Uppsala University Library

Searching and writing

Begin by formulating your problem

It's always easier to find information if you have prepared specific questions and terms in advance. So start off by analysing your task and formulating your search terms.

Here are some leading questions to help you:

  • What do you need the information for (level, depth)?
  • How are problems formulated in your subject?
  • How can your problem be summarised in a search query?

Try to find different ways of describing your subject or formulating your question. Narrow this down by using individual words or terms. Use an encyclopaedia or handbook (subject overview) to find suitable search terms. Regard your search as a process in which you'll find better and more adequate search terms as your work progresses. 

If you already have a book, an article or a student paper on your subject area, the reading and reference lists are a good starting place for finding materials and references. The books used on your course should also prove helpful.

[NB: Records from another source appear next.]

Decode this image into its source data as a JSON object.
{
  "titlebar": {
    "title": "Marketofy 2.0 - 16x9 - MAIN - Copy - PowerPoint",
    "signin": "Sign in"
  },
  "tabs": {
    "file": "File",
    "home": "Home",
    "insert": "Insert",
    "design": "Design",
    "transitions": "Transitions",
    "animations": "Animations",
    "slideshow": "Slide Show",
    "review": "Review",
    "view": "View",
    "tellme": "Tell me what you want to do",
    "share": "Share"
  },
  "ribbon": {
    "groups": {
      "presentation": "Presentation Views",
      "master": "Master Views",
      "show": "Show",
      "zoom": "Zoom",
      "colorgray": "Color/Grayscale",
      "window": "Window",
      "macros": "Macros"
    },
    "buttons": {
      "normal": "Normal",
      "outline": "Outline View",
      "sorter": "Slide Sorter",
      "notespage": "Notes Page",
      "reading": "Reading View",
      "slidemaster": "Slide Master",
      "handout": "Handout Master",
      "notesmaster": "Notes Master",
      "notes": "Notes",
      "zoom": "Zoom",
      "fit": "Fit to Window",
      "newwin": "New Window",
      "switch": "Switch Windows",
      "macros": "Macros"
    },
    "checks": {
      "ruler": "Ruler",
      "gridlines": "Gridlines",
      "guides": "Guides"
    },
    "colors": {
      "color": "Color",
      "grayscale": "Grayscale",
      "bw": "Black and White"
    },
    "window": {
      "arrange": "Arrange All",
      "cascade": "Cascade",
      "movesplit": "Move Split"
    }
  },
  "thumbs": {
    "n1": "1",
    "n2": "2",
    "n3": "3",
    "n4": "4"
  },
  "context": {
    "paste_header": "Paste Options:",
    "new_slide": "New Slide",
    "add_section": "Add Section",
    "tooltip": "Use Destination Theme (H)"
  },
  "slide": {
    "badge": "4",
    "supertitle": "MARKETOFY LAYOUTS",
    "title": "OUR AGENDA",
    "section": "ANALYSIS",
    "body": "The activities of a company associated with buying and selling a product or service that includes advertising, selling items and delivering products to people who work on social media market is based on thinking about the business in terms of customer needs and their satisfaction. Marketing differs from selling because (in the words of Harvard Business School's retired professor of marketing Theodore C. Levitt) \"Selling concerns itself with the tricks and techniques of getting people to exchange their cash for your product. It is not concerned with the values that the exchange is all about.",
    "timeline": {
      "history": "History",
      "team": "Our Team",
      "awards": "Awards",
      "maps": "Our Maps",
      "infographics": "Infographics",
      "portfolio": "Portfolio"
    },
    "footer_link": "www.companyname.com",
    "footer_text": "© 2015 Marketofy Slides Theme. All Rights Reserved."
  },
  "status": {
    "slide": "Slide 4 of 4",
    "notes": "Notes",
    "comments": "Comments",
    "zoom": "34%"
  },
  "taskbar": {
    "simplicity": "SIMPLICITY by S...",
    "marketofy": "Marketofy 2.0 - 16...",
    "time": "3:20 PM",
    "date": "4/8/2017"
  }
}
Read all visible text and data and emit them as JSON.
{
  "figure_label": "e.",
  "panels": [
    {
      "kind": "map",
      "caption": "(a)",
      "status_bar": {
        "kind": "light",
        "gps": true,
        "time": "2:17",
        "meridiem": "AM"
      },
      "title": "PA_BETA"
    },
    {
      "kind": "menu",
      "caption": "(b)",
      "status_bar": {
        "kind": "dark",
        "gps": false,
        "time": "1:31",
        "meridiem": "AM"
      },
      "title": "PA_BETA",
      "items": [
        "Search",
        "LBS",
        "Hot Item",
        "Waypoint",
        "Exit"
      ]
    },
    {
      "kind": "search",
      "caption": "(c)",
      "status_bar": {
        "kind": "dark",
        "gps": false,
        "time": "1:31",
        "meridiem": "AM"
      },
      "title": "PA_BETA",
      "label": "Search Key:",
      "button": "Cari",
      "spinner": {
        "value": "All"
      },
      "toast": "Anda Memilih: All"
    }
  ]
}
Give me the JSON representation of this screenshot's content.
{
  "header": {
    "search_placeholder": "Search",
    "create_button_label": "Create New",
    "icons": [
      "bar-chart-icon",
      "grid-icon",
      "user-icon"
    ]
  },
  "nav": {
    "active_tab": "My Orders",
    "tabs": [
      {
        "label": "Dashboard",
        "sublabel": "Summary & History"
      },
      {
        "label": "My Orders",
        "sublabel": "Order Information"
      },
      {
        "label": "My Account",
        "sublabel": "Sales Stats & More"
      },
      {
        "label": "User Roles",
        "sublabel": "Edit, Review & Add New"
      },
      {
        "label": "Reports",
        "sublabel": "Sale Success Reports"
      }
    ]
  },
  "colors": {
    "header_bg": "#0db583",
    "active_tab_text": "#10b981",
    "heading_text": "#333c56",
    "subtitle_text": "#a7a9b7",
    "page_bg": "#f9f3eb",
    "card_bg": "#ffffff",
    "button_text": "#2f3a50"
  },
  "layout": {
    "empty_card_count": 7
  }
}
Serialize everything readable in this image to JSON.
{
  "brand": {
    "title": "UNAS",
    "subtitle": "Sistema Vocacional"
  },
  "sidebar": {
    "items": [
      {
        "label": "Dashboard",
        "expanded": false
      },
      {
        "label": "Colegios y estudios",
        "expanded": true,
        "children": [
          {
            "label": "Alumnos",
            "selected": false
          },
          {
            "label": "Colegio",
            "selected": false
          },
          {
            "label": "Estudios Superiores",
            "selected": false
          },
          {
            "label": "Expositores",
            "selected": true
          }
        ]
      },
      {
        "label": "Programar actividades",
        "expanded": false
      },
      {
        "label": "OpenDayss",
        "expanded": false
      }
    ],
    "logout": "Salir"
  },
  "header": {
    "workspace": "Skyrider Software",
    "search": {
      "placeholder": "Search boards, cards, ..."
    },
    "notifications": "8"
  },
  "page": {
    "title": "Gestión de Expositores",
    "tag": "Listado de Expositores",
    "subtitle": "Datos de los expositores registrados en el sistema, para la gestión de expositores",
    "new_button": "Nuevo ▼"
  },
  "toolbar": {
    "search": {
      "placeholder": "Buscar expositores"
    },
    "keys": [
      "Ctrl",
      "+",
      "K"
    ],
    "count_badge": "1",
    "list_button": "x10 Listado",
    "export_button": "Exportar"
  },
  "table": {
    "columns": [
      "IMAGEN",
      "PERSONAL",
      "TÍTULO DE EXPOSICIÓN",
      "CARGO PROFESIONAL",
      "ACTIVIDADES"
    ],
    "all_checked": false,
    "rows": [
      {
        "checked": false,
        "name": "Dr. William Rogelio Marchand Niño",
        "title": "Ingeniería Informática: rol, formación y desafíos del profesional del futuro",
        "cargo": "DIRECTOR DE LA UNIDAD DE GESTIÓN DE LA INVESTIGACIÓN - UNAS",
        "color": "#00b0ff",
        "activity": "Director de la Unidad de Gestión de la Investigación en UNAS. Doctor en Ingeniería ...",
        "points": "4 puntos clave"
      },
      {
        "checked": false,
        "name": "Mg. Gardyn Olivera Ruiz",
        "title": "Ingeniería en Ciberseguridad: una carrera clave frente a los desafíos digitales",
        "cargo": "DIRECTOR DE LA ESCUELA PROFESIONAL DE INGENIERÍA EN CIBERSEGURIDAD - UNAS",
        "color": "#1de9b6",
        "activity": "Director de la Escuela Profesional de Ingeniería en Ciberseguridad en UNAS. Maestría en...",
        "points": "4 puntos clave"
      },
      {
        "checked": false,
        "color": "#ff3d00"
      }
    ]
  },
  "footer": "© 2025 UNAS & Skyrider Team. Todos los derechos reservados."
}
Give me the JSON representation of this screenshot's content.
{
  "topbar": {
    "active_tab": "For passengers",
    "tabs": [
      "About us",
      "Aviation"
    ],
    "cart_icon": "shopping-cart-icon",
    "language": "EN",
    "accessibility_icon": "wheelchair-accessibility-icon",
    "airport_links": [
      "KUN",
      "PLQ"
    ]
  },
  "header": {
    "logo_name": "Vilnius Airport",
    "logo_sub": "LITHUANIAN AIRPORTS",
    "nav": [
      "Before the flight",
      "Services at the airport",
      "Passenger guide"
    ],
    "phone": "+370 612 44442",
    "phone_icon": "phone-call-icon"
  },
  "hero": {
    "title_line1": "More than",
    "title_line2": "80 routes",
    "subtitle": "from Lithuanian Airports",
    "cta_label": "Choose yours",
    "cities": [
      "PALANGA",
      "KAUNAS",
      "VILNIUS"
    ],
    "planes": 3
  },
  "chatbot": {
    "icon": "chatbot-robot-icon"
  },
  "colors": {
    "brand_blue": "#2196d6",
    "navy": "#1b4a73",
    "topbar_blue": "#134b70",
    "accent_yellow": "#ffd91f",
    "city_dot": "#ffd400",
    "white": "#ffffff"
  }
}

What are you looking for?

Search for information in different kinds of library catalogues, databases or on the internet. Your choice of which finding tool, search engine or database to use will depend on how you have formulated your problem.

The most common information sources are books and articles from journals and newspapers.The most up-to-date research is generally found in research reports and scholarly journals. A scholarly publication contains research findings that have been reviewed by subject experts, so called peer review, prior to being published.

The Library gives access to a large number of quality assured databases where you can find all kinds of intormation. For example, articles, e-books, TV-programmes, patents, images, facts and more within many kinds of subject areas. To find journals and databases within your area, check out our subject guides.

Phrase searching

If you want to search for a string of words or a concept consisting of more than one word you can use phrase searching. The most common way is to enclose the words in quotation marks: " "

Example:
"foreign languages"
"global warming"

Use truncation

In most databases and search engines you can expand your search by substituting letters in a word with a symbol. The most common is an asterisk (*), but sometimes a question mark (?) or a dollar sign ($) are used. The help texts for each database will tell you how to truncate words. 

Examples: 

financ* will generate

  • financial 
  • finances
  • financial indicators etc.  

*economics will generate

  • macroeconomics
  • microeconomics, etc. 
     

wom*n will generate

  • woman
  • women

Search with subject terms

Another way to narrow your search is to use subject terms. Subject terms are always used when books, articles and reports are registered in library catalogues and databases, and these are organised according to certain principles. 

Subject terms vary in different databases, countries and subject areas. You can find these words under headings such as "subject", "index" or "thesaurus". Check which subject terms are used in the particular database you are accessing and use them in your searches. This is an easy way to find relevant information.

Combining terms using boolean searching

Most online databases and search engines use the same system to combine words in different ways. The method is called boolean searching. The most common for databases is to use three commands/operators: AND, OR, NOT.

AND – narrows your search and leads to fewer hits. Use AND when two or more words or terms must be in the same sources/reference. 
Example: European Union AND Enlargement 

OR – expands your search and gives a greater number of hits. Use OR for example when your search term has synonyms.
Example: EU OR European Union 

NOT – narrows your search and leads to fewer hits. Use NOT when you want to exclude certain words or terms. 
Example: Cancer NOT Lung

Source Criticism

When you have selected a number of publications, the next stage is to evaluate their quality and reliability. Start by viewing all information with a critical eye and use your common sense when making your choices. 

There are certain criteria that you can use for judging the quality of information. Consider the following:

  • RELIABILITY - has the material been checked and evaluated?
  • AUTHORITY - check your source, those behind the work and the writer.
  • OBJECTIVITY - is it fact or opinion that is being communicated? What is the purpose behind the publication? 
  • UP TO DATE - how old is the information?
  • CONTENT – for scholarly publications look at what the main results are and how they are presented. Is there information on the methods and sources that have been used? Do the results of the study satisfy the writer's stated aims and questions.
  • READING LISTS AND REFERENCES – is there a list of sources? Is there information about further reading on the subject?

Source criticism on the Internet

Printed texts have usually been checked by the publishers (editorial boards) and subject experts check scholarly articles before they are published (peer-review). Internet texts on the other hand are rarely checked by others. Anybody can publish a text for any purpose at all, which means that the quality varies enormously.  

All kinds of information - both printed and electronic - should be viewed critically, but it is particularly important to be observant and to evaluate carefully any information found on the Internet.

Analyse the information on a website using these questions: 

  • WHO has put this information on the Internet?
  • WHAT does the website contain? 
  • WHY has the information been published?
  • WHEN was it written and when was it last updated?
  • WHO is the website targeting?